Dataset rows describing interfaces
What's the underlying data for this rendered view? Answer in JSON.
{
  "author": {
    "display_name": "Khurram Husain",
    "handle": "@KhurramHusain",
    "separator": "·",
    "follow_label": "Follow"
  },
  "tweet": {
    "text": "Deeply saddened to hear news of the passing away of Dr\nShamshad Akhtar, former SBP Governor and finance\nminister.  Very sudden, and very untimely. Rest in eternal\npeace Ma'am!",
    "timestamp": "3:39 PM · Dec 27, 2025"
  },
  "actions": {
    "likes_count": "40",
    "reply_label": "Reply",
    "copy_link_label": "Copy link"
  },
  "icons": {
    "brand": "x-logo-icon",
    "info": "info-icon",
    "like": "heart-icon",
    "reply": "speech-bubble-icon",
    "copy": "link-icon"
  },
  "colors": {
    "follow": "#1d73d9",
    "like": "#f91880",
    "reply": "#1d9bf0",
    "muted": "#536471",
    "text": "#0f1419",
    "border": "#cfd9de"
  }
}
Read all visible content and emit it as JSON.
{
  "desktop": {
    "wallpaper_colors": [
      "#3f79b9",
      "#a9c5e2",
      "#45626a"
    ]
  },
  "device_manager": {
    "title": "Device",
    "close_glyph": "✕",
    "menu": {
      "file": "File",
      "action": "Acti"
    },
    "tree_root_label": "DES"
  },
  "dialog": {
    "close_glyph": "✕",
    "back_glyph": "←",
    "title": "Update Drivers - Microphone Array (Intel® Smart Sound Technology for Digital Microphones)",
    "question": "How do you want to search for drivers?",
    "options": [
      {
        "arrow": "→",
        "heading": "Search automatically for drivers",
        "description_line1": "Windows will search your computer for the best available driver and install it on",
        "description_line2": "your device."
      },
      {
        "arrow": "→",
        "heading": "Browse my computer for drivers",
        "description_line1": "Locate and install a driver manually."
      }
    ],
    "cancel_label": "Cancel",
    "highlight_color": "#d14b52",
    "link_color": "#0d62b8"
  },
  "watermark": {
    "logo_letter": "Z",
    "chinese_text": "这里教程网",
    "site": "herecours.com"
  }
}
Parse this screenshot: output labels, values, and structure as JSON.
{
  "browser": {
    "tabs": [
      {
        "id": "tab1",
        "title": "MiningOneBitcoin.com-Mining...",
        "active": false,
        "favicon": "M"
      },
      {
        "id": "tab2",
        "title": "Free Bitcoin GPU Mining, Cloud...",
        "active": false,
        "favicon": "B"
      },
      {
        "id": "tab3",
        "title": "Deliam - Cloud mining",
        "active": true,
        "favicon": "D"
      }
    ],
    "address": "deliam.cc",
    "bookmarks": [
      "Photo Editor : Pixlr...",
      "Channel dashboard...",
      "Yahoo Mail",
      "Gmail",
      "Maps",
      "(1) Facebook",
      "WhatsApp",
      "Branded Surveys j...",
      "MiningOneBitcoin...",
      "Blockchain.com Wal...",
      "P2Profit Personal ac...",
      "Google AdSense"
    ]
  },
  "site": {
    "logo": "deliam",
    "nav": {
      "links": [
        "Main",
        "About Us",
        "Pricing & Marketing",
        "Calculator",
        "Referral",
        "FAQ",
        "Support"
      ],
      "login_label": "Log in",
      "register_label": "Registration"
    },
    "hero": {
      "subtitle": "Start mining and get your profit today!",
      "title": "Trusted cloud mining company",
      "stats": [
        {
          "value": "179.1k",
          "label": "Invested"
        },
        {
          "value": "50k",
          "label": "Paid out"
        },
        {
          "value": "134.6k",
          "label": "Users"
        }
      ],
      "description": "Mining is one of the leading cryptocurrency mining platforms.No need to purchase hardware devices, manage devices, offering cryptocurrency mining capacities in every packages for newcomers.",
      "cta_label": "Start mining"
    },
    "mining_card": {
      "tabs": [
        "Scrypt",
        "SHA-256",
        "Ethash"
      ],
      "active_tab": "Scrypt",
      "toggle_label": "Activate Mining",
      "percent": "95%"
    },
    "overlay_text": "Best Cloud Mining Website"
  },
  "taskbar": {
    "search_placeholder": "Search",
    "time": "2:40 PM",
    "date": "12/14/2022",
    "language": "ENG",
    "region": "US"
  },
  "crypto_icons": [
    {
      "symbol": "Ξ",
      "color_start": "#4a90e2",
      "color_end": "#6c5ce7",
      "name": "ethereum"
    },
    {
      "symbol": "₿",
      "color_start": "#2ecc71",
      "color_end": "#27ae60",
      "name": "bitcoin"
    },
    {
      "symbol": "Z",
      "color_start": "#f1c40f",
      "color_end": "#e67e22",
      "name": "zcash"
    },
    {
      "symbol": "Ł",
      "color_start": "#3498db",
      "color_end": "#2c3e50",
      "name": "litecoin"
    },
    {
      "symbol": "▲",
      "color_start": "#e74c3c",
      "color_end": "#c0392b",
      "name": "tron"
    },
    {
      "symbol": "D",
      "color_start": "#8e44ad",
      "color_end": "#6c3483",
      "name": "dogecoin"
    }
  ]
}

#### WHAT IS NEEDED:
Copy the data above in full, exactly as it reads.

#### ANSWER TO THE PROBLEM:
What's the underlying data for this rendered view? Answer in JSON.
{
  "author": {
    "display_name": "Khurram Husain",
    "handle": "@KhurramHusain",
    "separator": "·",
    "follow_label": "Follow"
  },
  "tweet": {
    "text": "Deeply saddened to hear news of the passing away of Dr\nShamshad Akhtar, former SBP Governor and finance\nminister.  Very sudden, and very untimely. Rest in eternal\npeace Ma'am!",
    "timestamp": "3:39 PM · Dec 27, 2025"
  },
  "actions": {
    "likes_count": "40",
    "reply_label": "Reply",
    "copy_link_label": "Copy link"
  },
  "icons": {
    "brand": "x-logo-icon",
    "info": "info-icon",
    "like": "heart-icon",
    "reply": "speech-bubble-icon",
    "copy": "link-icon"
  },
  "colors": {
    "follow": "#1d73d9",
    "like": "#f91880",
    "reply": "#1d9bf0",
    "muted": "#536471",
    "text": "#0f1419",
    "border": "#cfd9de"
  }
}
Read all visible content and emit it as JSON.
{
  "desktop": {
    "wallpaper_colors": [
      "#3f79b9",
      "#a9c5e2",
      "#45626a"
    ]
  },
  "device_manager": {
    "title": "Device",
    "close_glyph": "✕",
    "menu": {
      "file": "File",
      "action": "Acti"
    },
    "tree_root_label": "DES"
  },
  "dialog": {
    "close_glyph": "✕",
    "back_glyph": "←",
    "title": "Update Drivers - Microphone Array (Intel® Smart Sound Technology for Digital Microphones)",
    "question": "How do you want to search for drivers?",
    "options": [
      {
        "arrow": "→",
        "heading": "Search automatically for drivers",
        "description_line1": "Windows will search your computer for the best available driver and install it on",
        "description_line2": "your device."
      },
      {
        "arrow": "→",
        "heading": "Browse my computer for drivers",
        "description_line1": "Locate and install a driver manually."
      }
    ],
    "cancel_label": "Cancel",
    "highlight_color": "#d14b52",
    "link_color": "#0d62b8"
  },
  "watermark": {
    "logo_letter": "Z",
    "chinese_text": "这里教程网",
    "site": "herecours.com"
  }
}
Parse this screenshot: output labels, values, and structure as JSON.
{
  "browser": {
    "tabs": [
      {
        "id": "tab1",
        "title": "MiningOneBitcoin.com-Mining...",
        "active": false,
        "favicon": "M"
      },
      {
        "id": "tab2",
        "title": "Free Bitcoin GPU Mining, Cloud...",
        "active": false,
        "favicon": "B"
      },
      {
        "id": "tab3",
        "title": "Deliam - Cloud mining",
        "active": true,
        "favicon": "D"
      }
    ],
    "address": "deliam.cc",
    "bookmarks": [
      "Photo Editor : Pixlr...",
      "Channel dashboard...",
      "Yahoo Mail",
      "Gmail",
      "Maps",
      "(1) Facebook",
      "WhatsApp",
      "Branded Surveys j...",
      "MiningOneBitcoin...",
      "Blockchain.com Wal...",
      "P2Profit Personal ac...",
      "Google AdSense"
    ]
  },
  "site": {
    "logo": "deliam",
    "nav": {
      "links": [
        "Main",
        "About Us",
        "Pricing & Marketing",
        "Calculator",
        "Referral",
        "FAQ",
        "Support"
      ],
      "login_label": "Log in",
      "register_label": "Registration"
    },
    "hero": {
      "subtitle": "Start mining and get your profit today!",
      "title": "Trusted cloud mining company",
      "stats": [
        {
          "value": "179.1k",
          "label": "Invested"
        },
        {
          "value": "50k",
          "label": "Paid out"
        },
        {
          "value": "134.6k",
          "label": "Users"
        }
      ],
      "description": "Mining is one of the leading cryptocurrency mining platforms.No need to purchase hardware devices, manage devices, offering cryptocurrency mining capacities in every packages for newcomers.",
      "cta_label": "Start mining"
    },
    "mining_card": {
      "tabs": [
        "Scrypt",
        "SHA-256",
        "Ethash"
      ],
      "active_tab": "Scrypt",
      "toggle_label": "Activate Mining",
      "percent": "95%"
    },
    "overlay_text": "Best Cloud Mining Website"
  },
  "taskbar": {
    "search_placeholder": "Search",
    "time": "2:40 PM",
    "date": "12/14/2022",
    "language": "ENG",
    "region": "US"
  },
  "crypto_icons": [
    {
      "symbol": "Ξ",
      "color_start": "#4a90e2",
      "color_end": "#6c5ce7",
      "name": "ethereum"
    },
    {
      "symbol": "₿",
      "color_start": "#2ecc71",
      "color_end": "#27ae60",
      "name": "bitcoin"
    },
    {
      "symbol": "Z",
      "color_start": "#f1c40f",
      "color_end": "#e67e22",
      "name": "zcash"
    },
    {
      "symbol": "Ł",
      "color_start": "#3498db",
      "color_end": "#2c3e50",
      "name": "litecoin"
    },
    {
      "symbol": "▲",
      "color_start": "#e74c3c",
      "color_end": "#c0392b",
      "name": "tron"
    },
    {
      "symbol": "D",
      "color_start": "#8e44ad",
      "color_end": "#6c3483",
      "name": "dogecoin"
    }
  ]
}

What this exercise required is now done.